A Malta trust exists when property is transferred by one party (the settlor) to another party (the trustee) which holds and administers the said property for the benefit of a third party (the beneficiary) and/or for one or more charitable purposes in accordance with the terms of the trust and the requirements of law. Trusts set up in Malta are regulated by the Trusts and Trustees Act (Chapter 331 of the Laws of Malta) which provides for the creation of trusts and authorisation and supervision of trustees under the purview of the Malta Financial Services Authority. Some trusts may also enrol as a voluntary organisation.
Maltese law allows quite a lot of flexibility in relation to the terms of the trust and thus they may be used for various purposes from asset protection, wealth management, portfolio management, custody of investment instruments to provision of a life annuity. A trustee generally cannot be a beneficiary of a trust except for trustees of some commercial trusts which are used for financial services. A trustee may benefit under a trust as long as he is not the sole trustee or if he has approval from the MFSA or the court. Maltese law also provides for the possibility of having a protector in a trust relationship. Such a protector is designated by the settlor so as to supervise the operation of the trustees in terms of the trust deed.
No specific formalities are required for a trust to come into effect, thus even an oral declaration is valid, unless the law specifies otherwise in particular instances. A unilateral declaration is also possible, so that a trustee can simply nominate its beneficiaries and the terms under which the trust will be operated. It must be noted that a trust does not achieve separate juridical personality as does a company, foundation or association.
Unless already terminated beforehand, a trust will terminate automatically 100 years from the date of its creation. This limit does not apply to trusts set up for charitable purposes or unit trusts.
Property transferred or settled on trust is distinct and separate from the personal property of the trustee and from other property held by the trustee under any other trust; thus the trustee’s creditors cannot turn on such property in the event of a credit against the trustee. Furthermore, the property on trust does not form part of the trustee’s personal estate upon his insolvency or bankruptcy or of his estate upon his death.
In accordance with the Income Tax Act (Chapter 123 of the Laws of Malta) Trusts are considered to be transparent for tax purposes, so that income attributable to a trust is not charged to tax in the hands of the trustee if it is distributed to a beneficiary. In addition to this, when all the beneficiaries of a trust are not resident in Malta and when all the income attributable to a trust does not arise in Malta, there is no tax impact under Maltese law. Beneficiaries are charged to tax on income distributed by the trustees. Income attributable to a trust that is not distributed to beneficiaries is charged to tax in the hands of the trustee at the rate of 35%.
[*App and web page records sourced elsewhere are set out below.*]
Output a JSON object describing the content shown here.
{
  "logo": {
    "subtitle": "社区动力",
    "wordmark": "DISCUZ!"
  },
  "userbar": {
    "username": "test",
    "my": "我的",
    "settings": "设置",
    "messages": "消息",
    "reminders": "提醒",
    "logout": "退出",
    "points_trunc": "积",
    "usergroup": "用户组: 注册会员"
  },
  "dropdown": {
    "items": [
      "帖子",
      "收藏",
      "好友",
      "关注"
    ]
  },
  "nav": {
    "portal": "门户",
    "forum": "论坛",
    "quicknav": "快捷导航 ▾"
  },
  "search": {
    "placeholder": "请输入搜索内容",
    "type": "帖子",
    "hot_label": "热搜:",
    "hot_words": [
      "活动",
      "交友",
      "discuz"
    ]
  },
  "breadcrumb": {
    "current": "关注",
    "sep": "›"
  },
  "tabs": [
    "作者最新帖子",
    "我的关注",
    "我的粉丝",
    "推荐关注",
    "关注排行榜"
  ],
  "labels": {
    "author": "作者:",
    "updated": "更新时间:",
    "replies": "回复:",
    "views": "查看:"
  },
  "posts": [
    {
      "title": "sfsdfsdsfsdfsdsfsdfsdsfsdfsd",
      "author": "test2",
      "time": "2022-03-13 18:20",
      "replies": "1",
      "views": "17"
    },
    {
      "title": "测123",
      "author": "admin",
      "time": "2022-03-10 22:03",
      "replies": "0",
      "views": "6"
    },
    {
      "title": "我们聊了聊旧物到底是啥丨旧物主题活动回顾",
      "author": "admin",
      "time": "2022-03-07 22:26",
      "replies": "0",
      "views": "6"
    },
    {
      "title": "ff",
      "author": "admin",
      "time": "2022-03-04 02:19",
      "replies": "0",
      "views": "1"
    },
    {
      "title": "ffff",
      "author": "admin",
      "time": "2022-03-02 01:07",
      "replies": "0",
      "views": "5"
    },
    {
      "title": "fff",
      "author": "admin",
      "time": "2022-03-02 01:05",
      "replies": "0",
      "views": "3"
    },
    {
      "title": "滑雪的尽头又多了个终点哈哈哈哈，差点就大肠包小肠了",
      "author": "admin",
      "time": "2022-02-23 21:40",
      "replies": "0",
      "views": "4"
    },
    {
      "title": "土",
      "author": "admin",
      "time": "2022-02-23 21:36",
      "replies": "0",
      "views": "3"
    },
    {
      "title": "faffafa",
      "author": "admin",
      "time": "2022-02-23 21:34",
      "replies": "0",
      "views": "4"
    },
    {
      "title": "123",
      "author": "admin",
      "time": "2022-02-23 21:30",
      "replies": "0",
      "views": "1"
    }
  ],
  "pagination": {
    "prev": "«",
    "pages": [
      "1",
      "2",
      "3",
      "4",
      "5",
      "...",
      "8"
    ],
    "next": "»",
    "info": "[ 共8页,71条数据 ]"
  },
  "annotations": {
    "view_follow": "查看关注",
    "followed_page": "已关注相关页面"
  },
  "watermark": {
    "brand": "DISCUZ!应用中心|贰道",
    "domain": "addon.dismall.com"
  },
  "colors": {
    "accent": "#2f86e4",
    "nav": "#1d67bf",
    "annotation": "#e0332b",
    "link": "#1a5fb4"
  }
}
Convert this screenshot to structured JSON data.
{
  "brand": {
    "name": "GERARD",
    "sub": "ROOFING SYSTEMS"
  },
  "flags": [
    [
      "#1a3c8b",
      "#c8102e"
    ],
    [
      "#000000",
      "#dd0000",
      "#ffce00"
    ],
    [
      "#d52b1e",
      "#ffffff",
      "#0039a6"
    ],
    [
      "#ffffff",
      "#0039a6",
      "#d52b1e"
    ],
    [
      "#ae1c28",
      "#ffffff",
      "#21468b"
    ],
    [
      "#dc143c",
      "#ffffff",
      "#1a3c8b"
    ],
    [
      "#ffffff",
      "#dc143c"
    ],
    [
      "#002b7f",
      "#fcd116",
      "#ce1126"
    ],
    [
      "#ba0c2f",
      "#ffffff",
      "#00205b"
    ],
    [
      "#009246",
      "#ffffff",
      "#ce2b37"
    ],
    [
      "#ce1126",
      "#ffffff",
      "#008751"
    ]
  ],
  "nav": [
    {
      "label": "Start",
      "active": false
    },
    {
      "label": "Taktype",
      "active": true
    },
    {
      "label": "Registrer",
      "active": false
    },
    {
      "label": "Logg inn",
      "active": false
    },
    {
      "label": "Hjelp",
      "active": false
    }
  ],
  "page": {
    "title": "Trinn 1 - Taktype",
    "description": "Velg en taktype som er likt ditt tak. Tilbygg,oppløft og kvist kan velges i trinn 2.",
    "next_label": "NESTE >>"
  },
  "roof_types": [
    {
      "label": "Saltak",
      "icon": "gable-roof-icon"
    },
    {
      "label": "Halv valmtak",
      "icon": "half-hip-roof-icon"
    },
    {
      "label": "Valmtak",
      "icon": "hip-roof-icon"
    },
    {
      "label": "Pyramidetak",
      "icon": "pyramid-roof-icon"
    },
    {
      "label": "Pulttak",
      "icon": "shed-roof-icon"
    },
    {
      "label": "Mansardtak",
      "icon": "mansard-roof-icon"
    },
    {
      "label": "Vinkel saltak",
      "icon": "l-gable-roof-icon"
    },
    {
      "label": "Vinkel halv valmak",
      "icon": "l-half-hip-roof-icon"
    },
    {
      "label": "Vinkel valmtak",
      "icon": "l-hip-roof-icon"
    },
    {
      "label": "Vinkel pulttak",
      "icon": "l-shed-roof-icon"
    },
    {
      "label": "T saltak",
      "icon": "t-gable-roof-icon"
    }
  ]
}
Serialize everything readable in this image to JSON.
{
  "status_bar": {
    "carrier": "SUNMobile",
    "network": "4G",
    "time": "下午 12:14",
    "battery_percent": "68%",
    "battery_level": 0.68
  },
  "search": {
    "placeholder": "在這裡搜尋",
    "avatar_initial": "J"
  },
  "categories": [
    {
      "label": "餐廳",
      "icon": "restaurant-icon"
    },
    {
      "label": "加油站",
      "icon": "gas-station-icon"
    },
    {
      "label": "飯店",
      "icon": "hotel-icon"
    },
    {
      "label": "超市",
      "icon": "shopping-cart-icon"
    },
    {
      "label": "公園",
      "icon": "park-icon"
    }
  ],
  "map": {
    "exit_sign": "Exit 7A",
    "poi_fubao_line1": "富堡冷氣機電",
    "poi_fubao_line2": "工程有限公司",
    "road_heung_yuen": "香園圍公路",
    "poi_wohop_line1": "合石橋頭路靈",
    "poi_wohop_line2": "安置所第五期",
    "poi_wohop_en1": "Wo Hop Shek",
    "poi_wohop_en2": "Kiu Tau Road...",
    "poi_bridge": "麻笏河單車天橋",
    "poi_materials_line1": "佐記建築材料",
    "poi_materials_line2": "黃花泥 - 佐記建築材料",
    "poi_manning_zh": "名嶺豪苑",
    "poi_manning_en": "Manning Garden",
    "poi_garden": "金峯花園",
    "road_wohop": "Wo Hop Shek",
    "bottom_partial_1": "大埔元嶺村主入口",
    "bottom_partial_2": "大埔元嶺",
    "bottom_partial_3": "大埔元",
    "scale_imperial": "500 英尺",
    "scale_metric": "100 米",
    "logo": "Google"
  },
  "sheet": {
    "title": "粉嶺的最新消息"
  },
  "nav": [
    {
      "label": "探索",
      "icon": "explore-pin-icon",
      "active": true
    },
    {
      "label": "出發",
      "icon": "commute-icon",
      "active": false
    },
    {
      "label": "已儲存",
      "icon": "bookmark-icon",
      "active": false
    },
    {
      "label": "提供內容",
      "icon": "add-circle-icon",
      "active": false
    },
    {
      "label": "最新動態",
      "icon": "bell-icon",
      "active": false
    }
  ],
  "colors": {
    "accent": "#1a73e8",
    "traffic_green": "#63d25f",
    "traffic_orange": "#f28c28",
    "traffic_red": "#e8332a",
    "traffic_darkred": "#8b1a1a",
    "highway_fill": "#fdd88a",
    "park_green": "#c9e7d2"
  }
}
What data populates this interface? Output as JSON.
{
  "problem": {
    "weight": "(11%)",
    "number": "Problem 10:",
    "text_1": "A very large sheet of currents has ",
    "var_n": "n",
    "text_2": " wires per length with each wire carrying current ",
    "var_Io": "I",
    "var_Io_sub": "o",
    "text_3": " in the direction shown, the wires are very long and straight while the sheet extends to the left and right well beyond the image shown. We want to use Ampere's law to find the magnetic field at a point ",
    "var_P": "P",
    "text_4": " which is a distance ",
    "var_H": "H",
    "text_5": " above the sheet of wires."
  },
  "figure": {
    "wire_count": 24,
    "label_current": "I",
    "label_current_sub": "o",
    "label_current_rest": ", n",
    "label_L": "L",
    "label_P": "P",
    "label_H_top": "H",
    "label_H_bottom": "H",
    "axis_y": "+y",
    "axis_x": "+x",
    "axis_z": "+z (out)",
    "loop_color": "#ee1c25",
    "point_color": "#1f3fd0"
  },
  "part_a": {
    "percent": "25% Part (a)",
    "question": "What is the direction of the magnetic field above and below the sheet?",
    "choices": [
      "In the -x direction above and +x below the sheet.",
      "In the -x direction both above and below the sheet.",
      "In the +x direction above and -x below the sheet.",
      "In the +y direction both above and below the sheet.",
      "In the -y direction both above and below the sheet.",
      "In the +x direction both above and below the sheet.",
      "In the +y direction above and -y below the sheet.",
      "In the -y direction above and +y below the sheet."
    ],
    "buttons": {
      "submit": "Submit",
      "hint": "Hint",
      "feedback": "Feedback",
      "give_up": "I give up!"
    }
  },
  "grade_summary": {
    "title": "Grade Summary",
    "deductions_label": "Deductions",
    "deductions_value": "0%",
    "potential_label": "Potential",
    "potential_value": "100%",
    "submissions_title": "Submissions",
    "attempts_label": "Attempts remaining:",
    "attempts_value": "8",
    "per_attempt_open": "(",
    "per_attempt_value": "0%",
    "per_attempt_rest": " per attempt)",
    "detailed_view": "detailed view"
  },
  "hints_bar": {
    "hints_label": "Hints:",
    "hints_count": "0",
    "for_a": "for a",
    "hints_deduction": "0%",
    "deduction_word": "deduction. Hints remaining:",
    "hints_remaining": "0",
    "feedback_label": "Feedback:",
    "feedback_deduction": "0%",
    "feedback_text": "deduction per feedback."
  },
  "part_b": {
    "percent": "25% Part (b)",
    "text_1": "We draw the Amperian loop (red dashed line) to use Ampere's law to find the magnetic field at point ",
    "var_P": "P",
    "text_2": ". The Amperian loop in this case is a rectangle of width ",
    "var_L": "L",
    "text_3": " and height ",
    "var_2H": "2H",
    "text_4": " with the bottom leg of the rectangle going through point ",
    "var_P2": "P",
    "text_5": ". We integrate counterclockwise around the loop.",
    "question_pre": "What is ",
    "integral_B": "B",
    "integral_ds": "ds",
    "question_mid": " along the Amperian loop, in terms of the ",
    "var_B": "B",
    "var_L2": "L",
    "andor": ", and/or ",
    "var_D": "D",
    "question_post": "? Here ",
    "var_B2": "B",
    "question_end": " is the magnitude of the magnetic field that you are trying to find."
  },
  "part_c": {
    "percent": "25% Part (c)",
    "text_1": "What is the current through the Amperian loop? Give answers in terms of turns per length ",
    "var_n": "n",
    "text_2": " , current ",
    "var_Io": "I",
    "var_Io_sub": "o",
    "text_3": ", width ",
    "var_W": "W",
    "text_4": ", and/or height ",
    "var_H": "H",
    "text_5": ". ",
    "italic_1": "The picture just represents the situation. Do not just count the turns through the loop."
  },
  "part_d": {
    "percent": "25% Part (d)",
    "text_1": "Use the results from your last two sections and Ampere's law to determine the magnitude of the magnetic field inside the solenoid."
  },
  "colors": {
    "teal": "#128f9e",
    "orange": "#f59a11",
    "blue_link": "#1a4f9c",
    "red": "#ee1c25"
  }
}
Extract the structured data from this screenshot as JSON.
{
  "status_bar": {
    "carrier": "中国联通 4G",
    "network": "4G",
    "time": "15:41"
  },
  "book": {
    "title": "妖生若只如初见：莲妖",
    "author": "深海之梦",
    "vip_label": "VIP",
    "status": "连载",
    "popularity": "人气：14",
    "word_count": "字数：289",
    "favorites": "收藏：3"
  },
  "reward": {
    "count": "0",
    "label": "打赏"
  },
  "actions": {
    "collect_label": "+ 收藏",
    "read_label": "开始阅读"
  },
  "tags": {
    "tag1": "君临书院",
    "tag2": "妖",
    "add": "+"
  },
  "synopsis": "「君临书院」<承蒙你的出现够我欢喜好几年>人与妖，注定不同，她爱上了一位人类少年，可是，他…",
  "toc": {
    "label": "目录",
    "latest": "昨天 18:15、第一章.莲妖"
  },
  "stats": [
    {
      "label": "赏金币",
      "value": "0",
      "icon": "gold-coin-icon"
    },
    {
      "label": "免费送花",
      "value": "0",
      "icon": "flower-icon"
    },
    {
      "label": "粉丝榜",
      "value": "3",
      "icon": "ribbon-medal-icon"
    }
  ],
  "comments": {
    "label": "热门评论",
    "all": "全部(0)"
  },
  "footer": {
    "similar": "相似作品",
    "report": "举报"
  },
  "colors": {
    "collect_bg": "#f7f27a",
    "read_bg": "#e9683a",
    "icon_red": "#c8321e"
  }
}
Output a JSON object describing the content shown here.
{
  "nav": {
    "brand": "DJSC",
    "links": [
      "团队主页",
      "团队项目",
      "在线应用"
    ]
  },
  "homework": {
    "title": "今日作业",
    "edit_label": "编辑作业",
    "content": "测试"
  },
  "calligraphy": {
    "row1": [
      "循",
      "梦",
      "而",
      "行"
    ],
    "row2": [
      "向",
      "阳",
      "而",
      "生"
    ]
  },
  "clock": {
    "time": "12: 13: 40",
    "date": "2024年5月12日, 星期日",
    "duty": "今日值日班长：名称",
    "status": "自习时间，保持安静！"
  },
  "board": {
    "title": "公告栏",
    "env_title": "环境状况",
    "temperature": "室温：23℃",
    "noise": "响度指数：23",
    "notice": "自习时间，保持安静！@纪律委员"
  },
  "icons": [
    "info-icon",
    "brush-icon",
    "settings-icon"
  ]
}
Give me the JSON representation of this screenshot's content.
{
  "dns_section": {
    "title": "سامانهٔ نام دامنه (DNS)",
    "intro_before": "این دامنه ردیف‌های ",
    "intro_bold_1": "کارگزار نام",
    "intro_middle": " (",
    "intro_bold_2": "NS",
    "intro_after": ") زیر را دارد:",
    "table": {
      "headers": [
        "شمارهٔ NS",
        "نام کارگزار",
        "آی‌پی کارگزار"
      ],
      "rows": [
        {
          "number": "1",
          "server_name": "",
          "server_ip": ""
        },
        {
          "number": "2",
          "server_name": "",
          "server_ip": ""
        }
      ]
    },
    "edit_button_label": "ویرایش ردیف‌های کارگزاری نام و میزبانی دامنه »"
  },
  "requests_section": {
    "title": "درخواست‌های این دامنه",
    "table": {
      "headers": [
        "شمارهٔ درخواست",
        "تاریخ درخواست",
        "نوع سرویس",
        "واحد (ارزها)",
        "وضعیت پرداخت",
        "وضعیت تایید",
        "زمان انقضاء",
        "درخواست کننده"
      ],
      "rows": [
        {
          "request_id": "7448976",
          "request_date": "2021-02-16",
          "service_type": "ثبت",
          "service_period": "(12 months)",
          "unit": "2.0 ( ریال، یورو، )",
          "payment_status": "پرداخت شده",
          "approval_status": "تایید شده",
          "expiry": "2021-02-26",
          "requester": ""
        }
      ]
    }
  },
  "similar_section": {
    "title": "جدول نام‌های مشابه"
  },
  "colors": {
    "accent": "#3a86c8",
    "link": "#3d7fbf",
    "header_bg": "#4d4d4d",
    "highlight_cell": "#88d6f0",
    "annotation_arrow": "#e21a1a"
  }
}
Equinox is able to assist with the establishment of a trust in Malta and any advice related thereto, including advice in relation to property and estate planning, efficient tax structuring, drafting of the trust deed, liaising with the Malta Financial Services Authority and registration of a trust as a voluntary organisation.
For further information on online Maltese Trusts, please contact us on email@example.com